Danaher, Senior Circuit Judge, Leventhal and Robb, Circuit Judges.
UNITED STATES COURT OF APPEALS FOR THE DISTRICT OF COLUMBIA CIRCUIT
Firemen & Enginemen, Appellant 1971.CDC.52
DECISION OF THE COURT DELIVERED BY THE HONORABLE JUDGE LEVENTHAL
In these consolidated cases the on-going strife between the railroads and the Brotherhood of Locomotive Firemen and Enginemen , concerning the fireman manpower required to be employed in the movement of freight, has come to focus on the application of our 1967 Akron opinion "that any new runs created after Award 282 are subject to the National Diesel Agreement [of 1950], and its requirement of a fireman on each engine crew." Brotherhood of Railroad Trainmen v. Akron & B.B.R.R., 128 U.S. App. D.C. 59, 89, 385 F.2d 581, 611 (1967), cert. denied, 390 U.S. 923, 19 L. Ed. 2d 983, 88 S. Ct. 852 (1968).
Background of Present Controversy
The carriers and the BLFE disagreed as to the consequence of our 1967 ruling and the ensuing judgment. *fn1 For a time they negotiated upon a new national agreement concerning use of firemen but that proved fruitless. On September 17, 1968, the carriers filed a motion in District Court for supplemental relief, seeking judicial interpretation and approval of the carriers' view of our "new run" ruling. At the suggestion of District Judge Holtzoff a motion for clarification was filed by the carriers in this court on February 10, 1969.
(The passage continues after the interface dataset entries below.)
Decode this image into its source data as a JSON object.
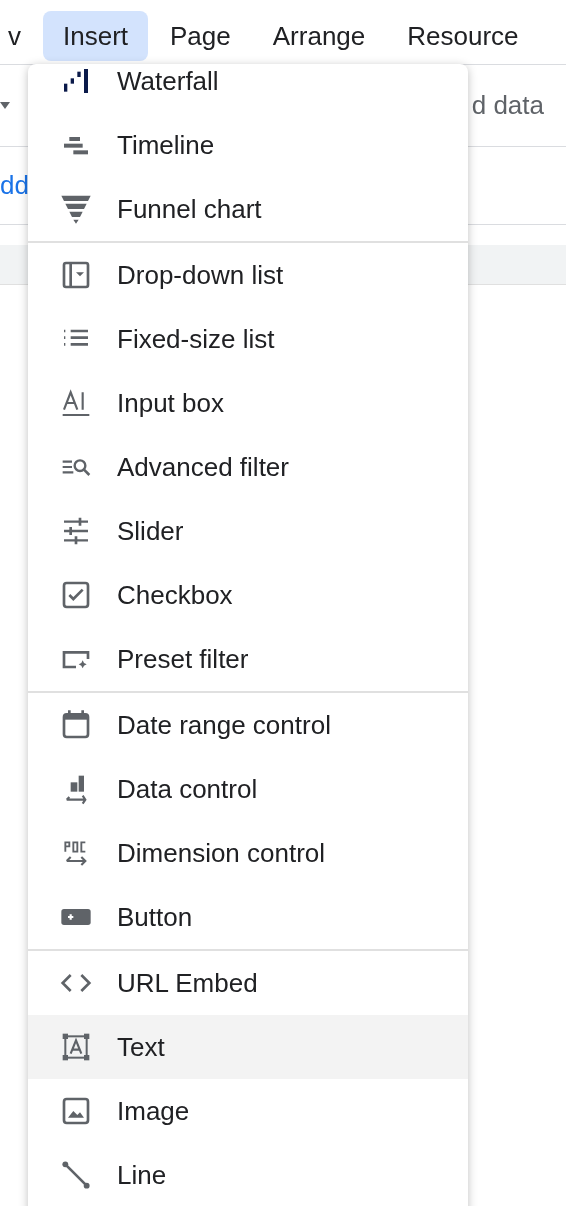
{
  "menu_bar": [
    {
      "label": "v",
      "selected": false
    },
    {
      "label": "Insert",
      "selected": true
    },
    {
      "label": "Page",
      "selected": false
    },
    {
      "label": "Arrange",
      "selected": false
    },
    {
      "label": "Resource",
      "selected": false
    }
  ],
  "background": {
    "toolbar_text": "d data",
    "link_text": "dd"
  },
  "insert_menu": {
    "sections": [
      {
        "items": [
          {
            "kind": "waterfall",
            "label": "Waterfall",
            "hovered": false
          },
          {
            "kind": "timeline",
            "label": "Timeline",
            "hovered": false
          },
          {
            "kind": "funnel",
            "label": "Funnel chart",
            "hovered": false
          }
        ]
      },
      {
        "items": [
          {
            "kind": "dropdown",
            "label": "Drop-down list",
            "hovered": false
          },
          {
            "kind": "list",
            "label": "Fixed-size list",
            "hovered": false
          },
          {
            "kind": "input",
            "label": "Input box",
            "hovered": false
          },
          {
            "kind": "advfilter",
            "label": "Advanced filter",
            "hovered": false
          },
          {
            "kind": "slider",
            "label": "Slider",
            "hovered": false
          },
          {
            "kind": "checkbox",
            "label": "Checkbox",
            "hovered": false
          },
          {
            "kind": "preset",
            "label": "Preset filter",
            "hovered": false
          }
        ]
      },
      {
        "items": [
          {
            "kind": "calendar",
            "label": "Date range control",
            "hovered": false
          },
          {
            "kind": "datactl",
            "label": "Data control",
            "hovered": false
          },
          {
            "kind": "dimctl",
            "label": "Dimension control",
            "hovered": false
          },
          {
            "kind": "button",
            "label": "Button",
            "hovered": false
          }
        ]
      },
      {
        "items": [
          {
            "kind": "code",
            "label": "URL Embed",
            "hovered": false
          },
          {
            "kind": "text",
            "label": "Text",
            "hovered": true
          },
          {
            "kind": "image",
            "label": "Image",
            "hovered": false
          },
          {
            "kind": "line",
            "label": "Line",
            "hovered": false
          }
        ]
      }
    ]
  }
}
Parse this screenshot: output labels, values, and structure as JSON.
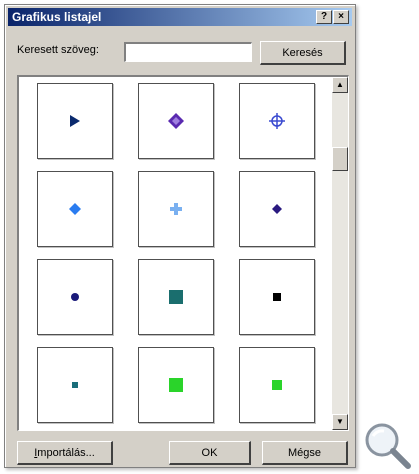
{
  "dialog": {
    "title": "Grafikus listajel",
    "help_label": "?",
    "close_label": "×"
  },
  "search": {
    "label": "Keresett szöveg:",
    "value": "",
    "button_label": "Keresés"
  },
  "gallery": {
    "scroll_up": "▲",
    "scroll_down": "▼",
    "items": [
      {
        "name": "bullet-triangle",
        "shape": "triangle",
        "color": "#0a2a6e"
      },
      {
        "name": "bullet-diamond-star",
        "shape": "diamond-star",
        "color": "#5a2ab0"
      },
      {
        "name": "bullet-crosshair",
        "shape": "crosshair",
        "color": "#3a4ad0"
      },
      {
        "name": "bullet-diamond-blue",
        "shape": "diamond",
        "color": "#2a7cf0"
      },
      {
        "name": "bullet-cross-light",
        "shape": "cross",
        "color": "#7ab0f0"
      },
      {
        "name": "bullet-diamond-navy",
        "shape": "diamond-small",
        "color": "#2a1a80"
      },
      {
        "name": "bullet-dot-navy",
        "shape": "dot",
        "color": "#1a1a7a"
      },
      {
        "name": "bullet-square-teal",
        "shape": "square-large",
        "color": "#1a6e6e"
      },
      {
        "name": "bullet-square-black",
        "shape": "square-small",
        "color": "#000000"
      },
      {
        "name": "bullet-square-teal-small",
        "shape": "square-tiny",
        "color": "#1a6e7a"
      },
      {
        "name": "bullet-square-green",
        "shape": "square-large",
        "color": "#2ad42a"
      },
      {
        "name": "bullet-square-green-small",
        "shape": "square-medium",
        "color": "#2ad42a"
      }
    ]
  },
  "buttons": {
    "import_first": "I",
    "import_rest": "mportálás...",
    "ok": "OK",
    "cancel": "Mégse"
  },
  "magnifier_icon": "magnifier-icon"
}
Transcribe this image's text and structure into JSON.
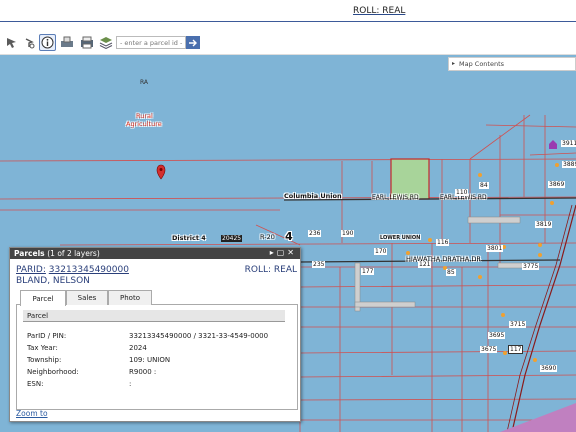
{
  "header": {
    "roll": "ROLL: REAL"
  },
  "toolbar": {
    "search_placeholder": "- enter a parcel id -"
  },
  "map_contents": {
    "label": "Map Contents"
  },
  "map": {
    "labels": {
      "ra": "RA",
      "rural": "Rural",
      "agriculture": "Agriculture",
      "columbia_union": "Columbia Union",
      "earl_lewis_1": "EARL LEWIS RD",
      "earl_lewis_2": "EARL LEWIS RD",
      "district": "District 4",
      "r20": "R-20",
      "four": "4",
      "lower_union": "LOWER UNION",
      "hiawatha": "HIAWATHA DR",
      "hiawatha2": "ATHA DR"
    },
    "numbers": [
      "236",
      "190",
      "235",
      "177",
      "170",
      "116",
      "121",
      "85",
      "3801",
      "3775",
      "3715",
      "3695",
      "3675",
      "3690",
      "3819",
      "3869",
      "3889",
      "3911",
      "84",
      "110",
      "117",
      "20425",
      "177"
    ],
    "colors": {
      "water": "#7fb4d6",
      "parcel_line": "#d05050",
      "selected_fill": "#a8d49a",
      "accent": "#4a6fae"
    }
  },
  "popup": {
    "title": "Parcels",
    "subtitle": "(1 of 2 layers)",
    "parid_label": "PARID:",
    "parid_value": "33213345490000",
    "roll": "ROLL: REAL",
    "owner": "BLAND, NELSON",
    "tabs": [
      "Parcel",
      "Sales",
      "Photo"
    ],
    "section": "Parcel",
    "rows": [
      {
        "label": "ParID / PIN:",
        "value": "33213345490000 / 3321-33-4549-0000"
      },
      {
        "label": "Tax Year:",
        "value": "2024"
      },
      {
        "label": "Township:",
        "value": "109: UNION"
      },
      {
        "label": "Neighborhood:",
        "value": "R9000 :"
      },
      {
        "label": "ESN:",
        "value": ":"
      }
    ],
    "zoom_to": "Zoom to"
  }
}
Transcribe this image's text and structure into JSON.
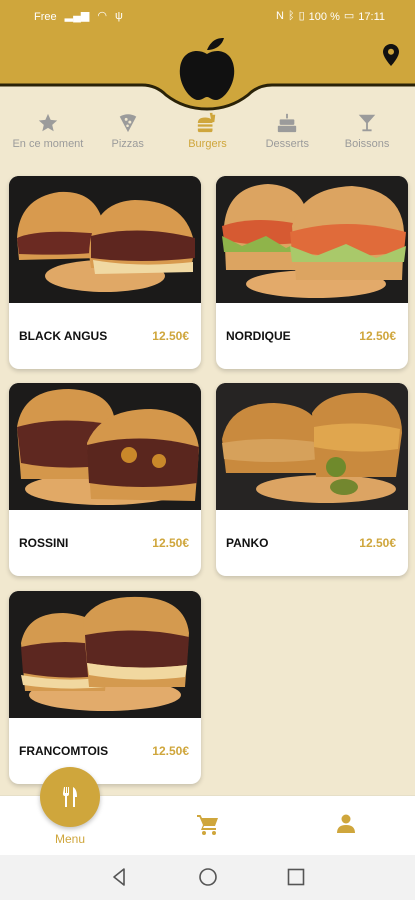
{
  "status_bar": {
    "carrier": "Free",
    "battery": "100 %",
    "time": "17:11"
  },
  "colors": {
    "brand_gold": "#cfa63c",
    "background": "#f1e8cf",
    "inactive_gray": "#9b9b9b"
  },
  "categories": [
    {
      "label": "En ce moment",
      "icon": "star-icon",
      "active": false
    },
    {
      "label": "Pizzas",
      "icon": "pizza-icon",
      "active": false
    },
    {
      "label": "Burgers",
      "icon": "burger-icon",
      "active": true
    },
    {
      "label": "Desserts",
      "icon": "cake-icon",
      "active": false
    },
    {
      "label": "Boissons",
      "icon": "cocktail-icon",
      "active": false
    }
  ],
  "products": [
    {
      "name": "BLACK ANGUS",
      "price": "12.50€"
    },
    {
      "name": "NORDIQUE",
      "price": "12.50€"
    },
    {
      "name": "ROSSINI",
      "price": "12.50€"
    },
    {
      "name": "PANKO",
      "price": "12.50€"
    },
    {
      "name": "FRANCOMTOIS",
      "price": "12.50€"
    }
  ],
  "bottom_nav": {
    "menu_label": "Menu"
  }
}
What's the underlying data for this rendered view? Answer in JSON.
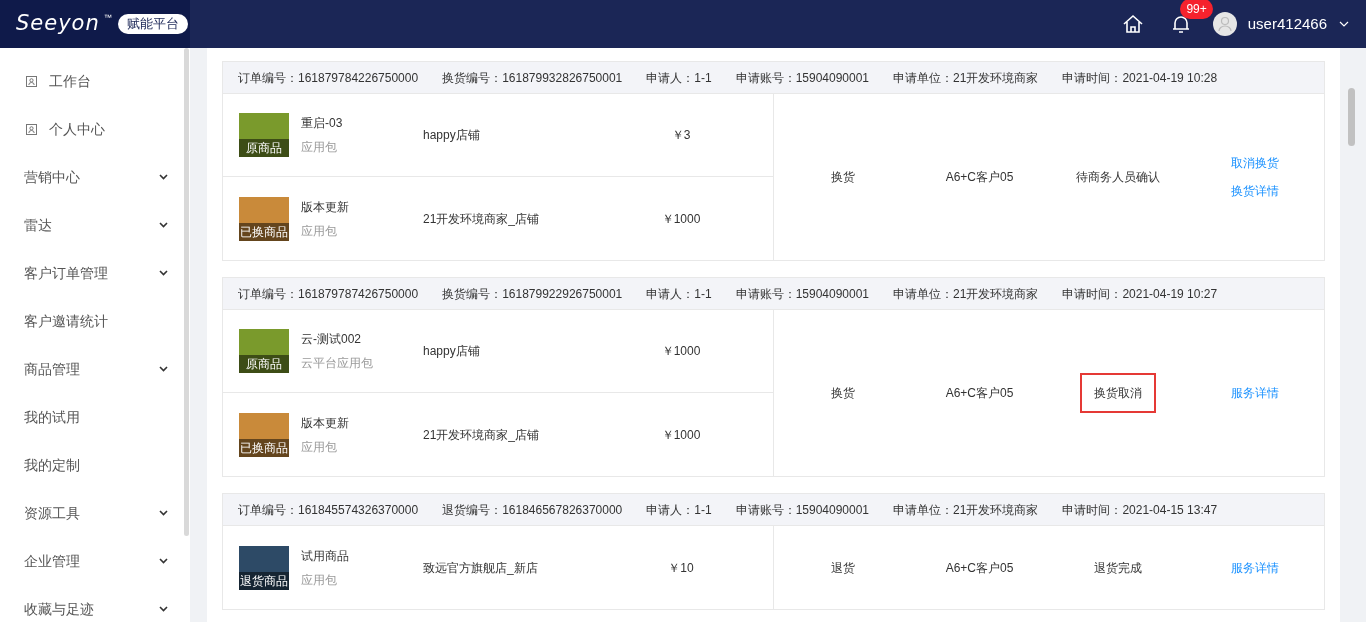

A voluminous file developed in a modern day counterpart to the prolixities of common law pleading. The carriers' 50-page motion was accompanied by a 60-page affidavit, and some 107 pages of exhibits. The BLFE's 30-page "response" attached an affidavit of 9 pages, and appendices of 280 pages (many of these, however, consisting of single entries of railway system lists). The carriers filed a "reply" of 35 pages, supplemental affidavit of 24 pages and some 7 pages of exhibits. The BLFE "supplemental memorandum" was a modest 10 pages.
This court called for initial determnation by the District Court in the first instance on "the interpretation and application of these opinions to the fact situations now presented." *fn2 The District Court, with Judge Corcoran replacing the late Judge Holtzoff, was presented with the carriers' motion for supplemental relief and a new motion by BLFE for injunctive relief to compel the carriers to man certain runs with firemen in accordance with the BLFE interpretation. The District Court did not take evidence, but disposed of the matter on the basis of the memoranda, affidavits and exhibits that had been filed in this court with some supplementation, principally in the form of extensive oral argument. Its ruling adopted the position of the carriers.
Issues Arising Under New Run Ruling
The application of our "new run" ruling which appeared in our supplemental Akron opinion of July 31, 1967, requires a restatement of that ruling in its full background.
In our initial opinion of May 12, 1967, we broadly reviewed the impact of the work of the Board of Arbitration (Board 282) established pursuant to Public Law 88-108, 77 Stat. 132, passed on August 28, 1963. The Award of Board 282 established a procedure permitting the elimination of 90% of the firemen (helper) positions which the carriers considered an unnecessary overmanning. The BLFE contended that this Award was limited by § 4 of Public Law 88-108 to a life of "two years from the date the award takes effect," that on expiration of the Award in 1966 the work rules in effect on the carriers reverted to the work rules in effect prior to the passage in 1963 of Public Law 88-108. While we agreed that this contention had logic, we considered that the intention of Congress could not reasonably be taken to "obliterate not only the Award as a document with legal effect but also the physical facts that came into being during the 2-year period." *fn3 We held:
Our ruling is that the work rules created by the Award constituted a new plateau that was not automatically eroded when the Award expired. The legal underpinning for our ruling is not the Joint Resolution, which expired after 180 days of life -- except insofar as necessary to sanction the Award. The ruling is not based on the Award, which had only a 2-year life, or on any agreement of the parties. The predicate of our ruling is, simply, the force of the Railway Labor Act. Certain work rules were in force on January 24, 1966 (or March 30, 1966, in the case of the BLFE). The mandate of the Railway Labor Act requires that the work rules in effect on any particular day shall also be in effect the following day -- beyond the power of either party to institute a unilateral modification -- subject to change only in accordance with the procedures prescribed by the Act. . . . What we are in effect holding is that since Public Law 88-108 is silent as to the applicable legal rule, the case is governed by the combination of undeniable physical facts plus the general legal rule of the Railway Labor Act. *fn4
We invited the parties to request supplemental rulings on any matters not explicitly covered by our original opinion. A question arose as to the status of the "blanking" procedure developed ...